The Lakers, like any other team, could buy their way into the draft and appear willing and interested in doing so. In a recent article from John Holinger of The Athletic, the Lakers are interested in using their remaining cash available to buy a draft pick.
We were critical of the Lakers’ decision to not pay a team cash to take DeAndre Jordan at the trade deadline, but it may pay off at the draft. L.A. has been open about using its remaining cash stash (the Lakers can put $4.7 million into a trade between now and July 1) to buy its way into the second round, where the Lakers currently do not have a pick. The Lakers’ scouting department has built up an impressive track record of finding sleepers late in the draft, so it will be interesting to see who they might target. (One other note for the cap nerds: The Lakers still could have done a Jordan trade and then bought their second-rounder in a pre-arranged trade when the new cap year’s cash rolls over on July 1; that has been done before, but also would have impacted their flexibility for 2022-23.)
The Lakers have had success in buying draft picks, the most recent instance being when they paid $2.2 million to the Magic for pick No. 46 in the 2019 NBA draft to select Talen Horton-Tucker. Prior to that, the Lakers paid $1.8 million for the No. 46 pick in the 2014 NBA Draft to select Jordan Clarkson.
For those wondering, Detroit has the No. 46 pick this year since that seems to be the team’s sweet spot.
The Lakers have until the end of the league year, which is the end of June, to include any of the $4.7 million Hollinger mentioned in a trade before that figure resets for next season. The money does not carry over from one year to the next, so there is no benefit in saving that money.
The only thing that would stop the Lakers from making a trade is either not wanting to spend the money or not being able to find a trade partner to buy a pick from. With there being 29 other teams in the league and plenty of opportunities to purchase a pick, it would be the former option that would hold them back most.
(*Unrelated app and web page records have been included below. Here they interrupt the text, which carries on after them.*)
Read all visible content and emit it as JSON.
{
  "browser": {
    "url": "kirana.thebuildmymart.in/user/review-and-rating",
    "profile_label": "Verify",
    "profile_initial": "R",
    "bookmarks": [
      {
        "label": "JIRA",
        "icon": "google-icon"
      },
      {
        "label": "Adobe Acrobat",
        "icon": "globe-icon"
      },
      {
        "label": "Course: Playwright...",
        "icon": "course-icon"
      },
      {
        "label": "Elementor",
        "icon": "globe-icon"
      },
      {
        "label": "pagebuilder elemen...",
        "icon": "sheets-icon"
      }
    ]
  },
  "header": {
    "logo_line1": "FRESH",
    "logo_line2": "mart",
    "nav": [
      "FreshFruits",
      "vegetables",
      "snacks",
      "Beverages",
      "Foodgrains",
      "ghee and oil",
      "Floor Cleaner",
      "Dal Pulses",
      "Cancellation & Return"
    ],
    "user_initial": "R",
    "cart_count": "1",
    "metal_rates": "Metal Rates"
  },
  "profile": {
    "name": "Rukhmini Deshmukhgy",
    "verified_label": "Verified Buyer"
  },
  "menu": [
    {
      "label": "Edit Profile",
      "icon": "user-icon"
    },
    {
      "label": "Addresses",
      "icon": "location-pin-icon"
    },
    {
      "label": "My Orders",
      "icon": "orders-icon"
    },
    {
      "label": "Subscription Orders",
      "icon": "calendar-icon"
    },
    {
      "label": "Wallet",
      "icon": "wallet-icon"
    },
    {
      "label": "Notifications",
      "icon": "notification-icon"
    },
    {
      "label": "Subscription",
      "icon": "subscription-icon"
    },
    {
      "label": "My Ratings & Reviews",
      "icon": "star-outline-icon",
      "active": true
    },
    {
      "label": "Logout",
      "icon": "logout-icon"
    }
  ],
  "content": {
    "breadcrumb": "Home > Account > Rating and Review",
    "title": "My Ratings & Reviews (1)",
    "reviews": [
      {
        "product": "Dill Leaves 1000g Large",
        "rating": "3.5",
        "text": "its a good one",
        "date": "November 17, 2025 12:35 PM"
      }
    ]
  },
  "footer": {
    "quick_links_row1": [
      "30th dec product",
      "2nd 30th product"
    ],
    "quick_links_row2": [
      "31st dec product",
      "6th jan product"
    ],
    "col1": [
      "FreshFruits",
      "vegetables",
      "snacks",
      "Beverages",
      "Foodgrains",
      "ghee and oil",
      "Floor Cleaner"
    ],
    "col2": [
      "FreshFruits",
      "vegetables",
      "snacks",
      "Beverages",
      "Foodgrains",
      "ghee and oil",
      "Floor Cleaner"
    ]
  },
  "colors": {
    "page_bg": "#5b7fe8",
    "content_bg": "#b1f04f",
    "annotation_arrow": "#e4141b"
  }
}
Hopefully, their reported interest is a sign of them leaning into one of the franchise’s biggest strengths in their scouting department. The previous two purchased picks provide a fine example of how great the scouting department has been for a decade running. Other recent second-round draft picks include Svi Mykhailiuk, Isaac Bonga and Ivica Zubac with only the middle of those three no longer in the NBA.
Considering the Lakers’ lack of assets and draft picks available right now, they should be flexing their financial might and buying a draft pick. It allows them a young player that could potentially contribute right away — similar to Austin Reaves this season — and it comes at no outgoing cost other than money, which the team rakes in hand over fist each year.
It’s an encouraging sign for the franchise, particularly given their success in buying draft picks. Now, just be sure to aim for the 46th pick to keep the luck rolling.